Print out the data below in full, exactly as written.
### GIVEN RECORDS ###
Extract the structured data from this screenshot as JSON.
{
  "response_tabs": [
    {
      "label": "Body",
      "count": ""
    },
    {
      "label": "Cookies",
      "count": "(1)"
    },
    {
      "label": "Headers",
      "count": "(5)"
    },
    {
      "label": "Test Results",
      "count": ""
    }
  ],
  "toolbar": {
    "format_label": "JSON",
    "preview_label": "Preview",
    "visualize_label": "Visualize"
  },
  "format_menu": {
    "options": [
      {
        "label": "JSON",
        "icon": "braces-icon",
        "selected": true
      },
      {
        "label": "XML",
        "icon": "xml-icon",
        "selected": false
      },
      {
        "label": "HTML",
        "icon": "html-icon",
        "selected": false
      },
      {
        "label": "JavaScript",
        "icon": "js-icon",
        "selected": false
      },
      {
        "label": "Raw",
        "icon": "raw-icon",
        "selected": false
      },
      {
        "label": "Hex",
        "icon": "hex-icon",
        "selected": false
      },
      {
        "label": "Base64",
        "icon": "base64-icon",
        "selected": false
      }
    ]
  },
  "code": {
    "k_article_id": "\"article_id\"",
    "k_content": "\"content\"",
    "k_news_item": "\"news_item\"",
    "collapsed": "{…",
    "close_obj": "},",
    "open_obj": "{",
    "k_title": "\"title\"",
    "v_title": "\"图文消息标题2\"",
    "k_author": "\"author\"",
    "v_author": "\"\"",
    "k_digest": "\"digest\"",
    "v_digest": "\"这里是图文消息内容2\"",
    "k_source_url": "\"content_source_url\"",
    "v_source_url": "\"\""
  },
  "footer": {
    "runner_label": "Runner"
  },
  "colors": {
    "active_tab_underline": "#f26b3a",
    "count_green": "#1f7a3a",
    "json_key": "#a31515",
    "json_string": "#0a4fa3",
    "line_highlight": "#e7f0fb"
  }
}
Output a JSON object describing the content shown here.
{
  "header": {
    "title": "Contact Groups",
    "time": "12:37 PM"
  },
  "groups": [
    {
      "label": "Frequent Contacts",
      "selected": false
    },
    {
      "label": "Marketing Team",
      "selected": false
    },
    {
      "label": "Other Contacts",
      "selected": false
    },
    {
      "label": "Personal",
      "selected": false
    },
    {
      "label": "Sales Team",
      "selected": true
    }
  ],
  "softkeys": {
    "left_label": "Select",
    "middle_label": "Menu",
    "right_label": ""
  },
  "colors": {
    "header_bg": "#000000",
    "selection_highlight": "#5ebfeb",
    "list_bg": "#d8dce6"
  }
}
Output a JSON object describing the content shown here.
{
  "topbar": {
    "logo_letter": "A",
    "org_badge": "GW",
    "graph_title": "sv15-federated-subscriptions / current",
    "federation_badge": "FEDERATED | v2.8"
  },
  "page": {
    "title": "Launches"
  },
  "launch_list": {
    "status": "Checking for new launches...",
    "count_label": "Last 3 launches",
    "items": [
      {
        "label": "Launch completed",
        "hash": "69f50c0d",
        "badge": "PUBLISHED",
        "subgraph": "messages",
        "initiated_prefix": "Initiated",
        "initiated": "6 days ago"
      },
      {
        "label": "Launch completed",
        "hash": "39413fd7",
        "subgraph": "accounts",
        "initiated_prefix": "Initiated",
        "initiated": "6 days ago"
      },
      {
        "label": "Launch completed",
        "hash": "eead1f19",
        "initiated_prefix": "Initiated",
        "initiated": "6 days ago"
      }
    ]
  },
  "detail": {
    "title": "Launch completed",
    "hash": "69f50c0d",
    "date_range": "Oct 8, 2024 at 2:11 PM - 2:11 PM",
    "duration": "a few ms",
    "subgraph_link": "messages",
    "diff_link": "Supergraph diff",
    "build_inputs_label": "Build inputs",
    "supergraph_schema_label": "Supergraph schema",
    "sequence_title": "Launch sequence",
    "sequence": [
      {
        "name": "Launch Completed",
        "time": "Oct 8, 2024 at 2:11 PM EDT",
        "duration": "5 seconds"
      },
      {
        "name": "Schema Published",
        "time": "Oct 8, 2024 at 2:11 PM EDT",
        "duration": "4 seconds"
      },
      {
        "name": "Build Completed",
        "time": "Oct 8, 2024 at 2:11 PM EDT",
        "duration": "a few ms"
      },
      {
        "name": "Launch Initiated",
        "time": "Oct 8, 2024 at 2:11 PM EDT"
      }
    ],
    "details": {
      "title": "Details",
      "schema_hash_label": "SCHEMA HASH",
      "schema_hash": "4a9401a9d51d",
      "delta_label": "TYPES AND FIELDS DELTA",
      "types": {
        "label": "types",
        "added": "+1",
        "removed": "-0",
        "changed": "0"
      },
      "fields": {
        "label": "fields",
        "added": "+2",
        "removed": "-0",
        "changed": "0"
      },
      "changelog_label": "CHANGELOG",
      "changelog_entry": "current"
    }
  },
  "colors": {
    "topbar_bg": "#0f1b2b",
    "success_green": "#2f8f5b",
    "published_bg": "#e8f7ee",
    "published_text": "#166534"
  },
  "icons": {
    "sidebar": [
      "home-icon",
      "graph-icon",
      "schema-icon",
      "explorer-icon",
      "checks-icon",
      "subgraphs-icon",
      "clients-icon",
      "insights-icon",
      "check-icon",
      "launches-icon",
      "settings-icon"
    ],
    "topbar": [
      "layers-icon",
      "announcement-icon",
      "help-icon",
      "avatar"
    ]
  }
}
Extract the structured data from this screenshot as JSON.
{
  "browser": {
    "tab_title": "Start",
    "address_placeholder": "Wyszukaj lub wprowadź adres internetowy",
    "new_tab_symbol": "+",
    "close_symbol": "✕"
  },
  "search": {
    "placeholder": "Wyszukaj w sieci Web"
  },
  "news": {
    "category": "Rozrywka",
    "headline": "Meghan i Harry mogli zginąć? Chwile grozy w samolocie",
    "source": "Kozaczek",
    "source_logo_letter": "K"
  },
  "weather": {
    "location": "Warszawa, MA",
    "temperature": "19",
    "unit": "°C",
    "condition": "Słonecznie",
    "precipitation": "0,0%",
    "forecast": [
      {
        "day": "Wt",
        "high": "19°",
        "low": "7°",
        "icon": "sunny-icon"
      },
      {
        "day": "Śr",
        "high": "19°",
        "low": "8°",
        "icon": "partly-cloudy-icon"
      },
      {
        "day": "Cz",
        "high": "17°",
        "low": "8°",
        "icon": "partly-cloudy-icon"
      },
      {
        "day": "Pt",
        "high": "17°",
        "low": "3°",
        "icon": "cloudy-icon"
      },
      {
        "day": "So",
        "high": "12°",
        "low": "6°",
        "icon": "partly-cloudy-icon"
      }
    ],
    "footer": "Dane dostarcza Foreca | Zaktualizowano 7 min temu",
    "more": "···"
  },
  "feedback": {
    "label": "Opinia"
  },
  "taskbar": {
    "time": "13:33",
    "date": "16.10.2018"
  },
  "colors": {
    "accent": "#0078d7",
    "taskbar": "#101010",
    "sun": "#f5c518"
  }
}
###
▶ [ANSWER TO THIS EXERCISE]:
Extract the structured data from this screenshot as JSON.
{
  "response_tabs": [
    {
      "label": "Body",
      "count": ""
    },
    {
      "label": "Cookies",
      "count": "(1)"
    },
    {
      "label": "Headers",
      "count": "(5)"
    },
    {
      "label": "Test Results",
      "count": ""
    }
  ],
  "toolbar": {
    "format_label": "JSON",
    "preview_label": "Preview",
    "visualize_label": "Visualize"
  },
  "format_menu": {
    "options": [
      {
        "label": "JSON",
        "icon": "braces-icon",
        "selected": true
      },
      {
        "label": "XML",
        "icon": "xml-icon",
        "selected": false
      },
      {
        "label": "HTML",
        "icon": "html-icon",
        "selected": false
      },
      {
        "label": "JavaScript",
        "icon": "js-icon",
        "selected": false
      },
      {
        "label": "Raw",
        "icon": "raw-icon",
        "selected": false
      },
      {
        "label": "Hex",
        "icon": "hex-icon",
        "selected": false
      },
      {
        "label": "Base64",
        "icon": "base64-icon",
        "selected": false
      }
    ]
  },
  "code": {
    "k_article_id": "\"article_id\"",
    "k_content": "\"content\"",
    "k_news_item": "\"news_item\"",
    "collapsed": "{…",
    "close_obj": "},",
    "open_obj": "{",
    "k_title": "\"title\"",
    "v_title": "\"图文消息标题2\"",
    "k_author": "\"author\"",
    "v_author": "\"\"",
    "k_digest": "\"digest\"",
    "v_digest": "\"这里是图文消息内容2\"",
    "k_source_url": "\"content_source_url\"",
    "v_source_url": "\"\""
  },
  "footer": {
    "runner_label": "Runner"
  },
  "colors": {
    "active_tab_underline": "#f26b3a",
    "count_green": "#1f7a3a",
    "json_key": "#a31515",
    "json_string": "#0a4fa3",
    "line_highlight": "#e7f0fb"
  }
}
Output a JSON object describing the content shown here.
{
  "header": {
    "title": "Contact Groups",
    "time": "12:37 PM"
  },
  "groups": [
    {
      "label": "Frequent Contacts",
      "selected": false
    },
    {
      "label": "Marketing Team",
      "selected": false
    },
    {
      "label": "Other Contacts",
      "selected": false
    },
    {
      "label": "Personal",
      "selected": false
    },
    {
      "label": "Sales Team",
      "selected": true
    }
  ],
  "softkeys": {
    "left_label": "Select",
    "middle_label": "Menu",
    "right_label": ""
  },
  "colors": {
    "header_bg": "#000000",
    "selection_highlight": "#5ebfeb",
    "list_bg": "#d8dce6"
  }
}
Output a JSON object describing the content shown here.
{
  "topbar": {
    "logo_letter": "A",
    "org_badge": "GW",
    "graph_title": "sv15-federated-subscriptions / current",
    "federation_badge": "FEDERATED | v2.8"
  },
  "page": {
    "title": "Launches"
  },
  "launch_list": {
    "status": "Checking for new launches...",
    "count_label": "Last 3 launches",
    "items": [
      {
        "label": "Launch completed",
        "hash": "69f50c0d",
        "badge": "PUBLISHED",
        "subgraph": "messages",
        "initiated_prefix": "Initiated",
        "initiated": "6 days ago"
      },
      {
        "label": "Launch completed",
        "hash": "39413fd7",
        "subgraph": "accounts",
        "initiated_prefix": "Initiated",
        "initiated": "6 days ago"
      },
      {
        "label": "Launch completed",
        "hash": "eead1f19",
        "initiated_prefix": "Initiated",
        "initiated": "6 days ago"
      }
    ]
  },
  "detail": {
    "title": "Launch completed",
    "hash": "69f50c0d",
    "date_range": "Oct 8, 2024 at 2:11 PM - 2:11 PM",
    "duration": "a few ms",
    "subgraph_link": "messages",
    "diff_link": "Supergraph diff",
    "build_inputs_label": "Build inputs",
    "supergraph_schema_label": "Supergraph schema",
    "sequence_title": "Launch sequence",
    "sequence": [
      {
        "name": "Launch Completed",
        "time": "Oct 8, 2024 at 2:11 PM EDT",
        "duration": "5 seconds"
      },
      {
        "name": "Schema Published",
        "time": "Oct 8, 2024 at 2:11 PM EDT",
        "duration": "4 seconds"
      },
      {
        "name": "Build Completed",
        "time": "Oct 8, 2024 at 2:11 PM EDT",
        "duration": "a few ms"
      },
      {
        "name": "Launch Initiated",
        "time": "Oct 8, 2024 at 2:11 PM EDT"
      }
    ],
    "details": {
      "title": "Details",
      "schema_hash_label": "SCHEMA HASH",
      "schema_hash": "4a9401a9d51d",
      "delta_label": "TYPES AND FIELDS DELTA",
      "types": {
        "label": "types",
        "added": "+1",
        "removed": "-0",
        "changed": "0"
      },
      "fields": {
        "label": "fields",
        "added": "+2",
        "removed": "-0",
        "changed": "0"
      },
      "changelog_label": "CHANGELOG",
      "changelog_entry": "current"
    }
  },
  "colors": {
    "topbar_bg": "#0f1b2b",
    "success_green": "#2f8f5b",
    "published_bg": "#e8f7ee",
    "published_text": "#166534"
  },
  "icons": {
    "sidebar": [
      "home-icon",
      "graph-icon",
      "schema-icon",
      "explorer-icon",
      "checks-icon",
      "subgraphs-icon",
      "clients-icon",
      "insights-icon",
      "check-icon",
      "launches-icon",
      "settings-icon"
    ],
    "topbar": [
      "layers-icon",
      "announcement-icon",
      "help-icon",
      "avatar"
    ]
  }
}
Extract the structured data from this screenshot as JSON.
{
  "browser": {
    "tab_title": "Start",
    "address_placeholder": "Wyszukaj lub wprowadź adres internetowy",
    "new_tab_symbol": "+",
    "close_symbol": "✕"
  },
  "search": {
    "placeholder": "Wyszukaj w sieci Web"
  },
  "news": {
    "category": "Rozrywka",
    "headline": "Meghan i Harry mogli zginąć? Chwile grozy w samolocie",
    "source": "Kozaczek",
    "source_logo_letter": "K"
  },
  "weather": {
    "location": "Warszawa, MA",
    "temperature": "19",
    "unit": "°C",
    "condition": "Słonecznie",
    "precipitation": "0,0%",
    "forecast": [
      {
        "day": "Wt",
        "high": "19°",
        "low": "7°",
        "icon": "sunny-icon"
      },
      {
        "day": "Śr",
        "high": "19°",
        "low": "8°",
        "icon": "partly-cloudy-icon"
      },
      {
        "day": "Cz",
        "high": "17°",
        "low": "8°",
        "icon": "partly-cloudy-icon"
      },
      {
        "day": "Pt",
        "high": "17°",
        "low": "3°",
        "icon": "cloudy-icon"
      },
      {
        "day": "So",
        "high": "12°",
        "low": "6°",
        "icon": "partly-cloudy-icon"
      }
    ],
    "footer": "Dane dostarcza Foreca | Zaktualizowano 7 min temu",
    "more": "···"
  },
  "feedback": {
    "label": "Opinia"
  },
  "taskbar": {
    "time": "13:33",
    "date": "16.10.2018"
  },
  "colors": {
    "accent": "#0078d7",
    "taskbar": "#101010",
    "sun": "#f5c518"
  }
}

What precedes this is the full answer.